The South Australian Council of Social Service (SACOSS) has today launched a report calling for greater self-determination and the negotiation of an Indigenous Justice Agreement as a response to increasing rates of over-representation of Aboriginal young people in South Australia’s juvenile justice system.

The SACOSS report Justice or an Unjust System? is largely based on the results of a series of stakeholder interviews conducted in 2014, but it also highlights the significant economic costs of over-representation. 
 

   
  Over-representation facts

  • Aboriginal young people form 4% of the 10-17 years old population BUT they are:
    -  46% of young people in detention and 34% of young people under community-based supervision
    -  12.5 times more likely to be involved with the juvenile justice system than non-Aboriginal young people
    -  19.7 times more likely to be in detention
     
  • Over-representation in the justice system is higher for young people than for the adult population
     
  • The average cost of incarcerating a young person in SA: $1,000 per young person per day in 2013-14
     
  • The total cost of both detention and non-custodial supervision of Aboriginal young people in SA: $13.3m per year
     
  • Budget savings possible if there was no longer over-representation: $12.6m per annum.

SACOSS Executive Director, Ross Womersley said,
“Beyond the sheer costs involved in detaining young people, there are very real personal and community costs borne by some of the most vulnerable and disadvantaged individuals and families in our state.
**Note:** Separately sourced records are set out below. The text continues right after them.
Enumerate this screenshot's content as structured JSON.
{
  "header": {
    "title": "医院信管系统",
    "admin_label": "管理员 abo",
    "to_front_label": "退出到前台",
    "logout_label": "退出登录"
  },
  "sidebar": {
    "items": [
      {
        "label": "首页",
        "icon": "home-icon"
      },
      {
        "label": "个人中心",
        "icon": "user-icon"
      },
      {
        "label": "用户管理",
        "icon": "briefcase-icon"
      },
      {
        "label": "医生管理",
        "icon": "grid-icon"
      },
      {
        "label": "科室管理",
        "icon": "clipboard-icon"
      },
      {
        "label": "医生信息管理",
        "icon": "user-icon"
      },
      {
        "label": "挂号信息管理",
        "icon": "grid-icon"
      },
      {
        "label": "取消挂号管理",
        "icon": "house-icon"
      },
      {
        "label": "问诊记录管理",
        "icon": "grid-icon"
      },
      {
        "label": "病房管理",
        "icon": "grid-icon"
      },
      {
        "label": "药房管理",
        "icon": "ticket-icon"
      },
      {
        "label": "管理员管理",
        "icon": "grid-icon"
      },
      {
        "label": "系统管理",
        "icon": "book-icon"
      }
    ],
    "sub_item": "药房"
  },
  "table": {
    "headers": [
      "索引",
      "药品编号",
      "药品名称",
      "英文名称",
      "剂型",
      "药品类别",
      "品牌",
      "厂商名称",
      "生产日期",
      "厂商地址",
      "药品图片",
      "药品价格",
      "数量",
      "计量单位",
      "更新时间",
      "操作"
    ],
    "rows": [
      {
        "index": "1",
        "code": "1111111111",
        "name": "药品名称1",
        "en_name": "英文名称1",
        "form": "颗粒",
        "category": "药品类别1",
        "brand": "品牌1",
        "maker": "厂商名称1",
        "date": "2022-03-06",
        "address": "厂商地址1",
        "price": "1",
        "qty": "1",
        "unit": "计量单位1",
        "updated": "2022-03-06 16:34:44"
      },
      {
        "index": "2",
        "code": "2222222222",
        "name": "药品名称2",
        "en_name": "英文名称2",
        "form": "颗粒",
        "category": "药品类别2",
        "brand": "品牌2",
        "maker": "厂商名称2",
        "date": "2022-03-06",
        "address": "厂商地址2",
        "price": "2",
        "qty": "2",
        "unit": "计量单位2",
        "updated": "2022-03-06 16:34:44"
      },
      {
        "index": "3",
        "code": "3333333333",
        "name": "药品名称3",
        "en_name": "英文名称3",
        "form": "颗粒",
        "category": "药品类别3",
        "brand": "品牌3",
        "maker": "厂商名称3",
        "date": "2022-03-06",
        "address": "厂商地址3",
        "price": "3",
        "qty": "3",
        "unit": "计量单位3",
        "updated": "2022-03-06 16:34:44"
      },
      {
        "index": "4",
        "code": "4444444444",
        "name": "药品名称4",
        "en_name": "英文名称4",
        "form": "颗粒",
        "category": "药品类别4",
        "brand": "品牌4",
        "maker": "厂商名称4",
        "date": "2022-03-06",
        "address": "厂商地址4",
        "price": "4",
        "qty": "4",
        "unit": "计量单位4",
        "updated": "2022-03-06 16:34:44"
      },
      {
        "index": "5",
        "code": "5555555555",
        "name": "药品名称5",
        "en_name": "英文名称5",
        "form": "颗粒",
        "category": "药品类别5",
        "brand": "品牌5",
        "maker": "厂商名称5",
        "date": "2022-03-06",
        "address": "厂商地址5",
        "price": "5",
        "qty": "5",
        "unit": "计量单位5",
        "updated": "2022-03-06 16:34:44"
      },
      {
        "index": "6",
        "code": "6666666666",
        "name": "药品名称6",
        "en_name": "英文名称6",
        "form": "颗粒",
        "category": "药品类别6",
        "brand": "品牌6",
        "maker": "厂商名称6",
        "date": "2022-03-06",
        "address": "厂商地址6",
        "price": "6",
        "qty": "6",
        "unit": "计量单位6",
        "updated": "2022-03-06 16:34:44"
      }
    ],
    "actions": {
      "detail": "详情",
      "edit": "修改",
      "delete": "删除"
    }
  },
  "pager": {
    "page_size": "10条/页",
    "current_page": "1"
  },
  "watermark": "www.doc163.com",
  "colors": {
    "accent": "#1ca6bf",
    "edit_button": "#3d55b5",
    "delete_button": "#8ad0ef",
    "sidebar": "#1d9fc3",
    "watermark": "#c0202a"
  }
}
This is a travesty.

“We uncovered good ideas to reform the system by talking to a range of both Aboriginal and non-Aboriginal stakeholders involved in the juvenile justice system.

"But most importantly, unless we genuinely and effectively re-engage Aboriginal communities at all levels of the justice system we will continue to fail these young people and the Aboriginal community at large.

“We see that a first step in that re-engagement should be the negotiation of an Indigenous Justice Agreement (IJA) between the South Australian government and the Aboriginal community through its peak bodies and community groups.

Several states have adopted IJAs since the idea was floated in 1997 at a national summit of stakeholders in the justice system.

South Australia has not adopted an IJA, and many of the weaker consultative mechanisms set up, have fallen by the wayside or failed to turn over-representation trends around.

Mr Womersley continued,
“There are no easy solutions as over-representation rates reflect entrenched issues  of power and social disadvantage. These issues have been repeatedly highlighted by report after report over many years.

“A generation after the Royal Commission into Aboriginal Deaths in Custody and the Bringing Them Home reports highlighted the issue of over-representation, SACOSS believes it’s time to address the problem properly.

“To do that we must empower Aboriginal voices and communities – both within the justice system and the wider community.”
 
Download Justice or an unjust system? Aboriginal over-representation in South Australia's juvenile justice system 

Published Date: 

Wednesday, 1 April 2015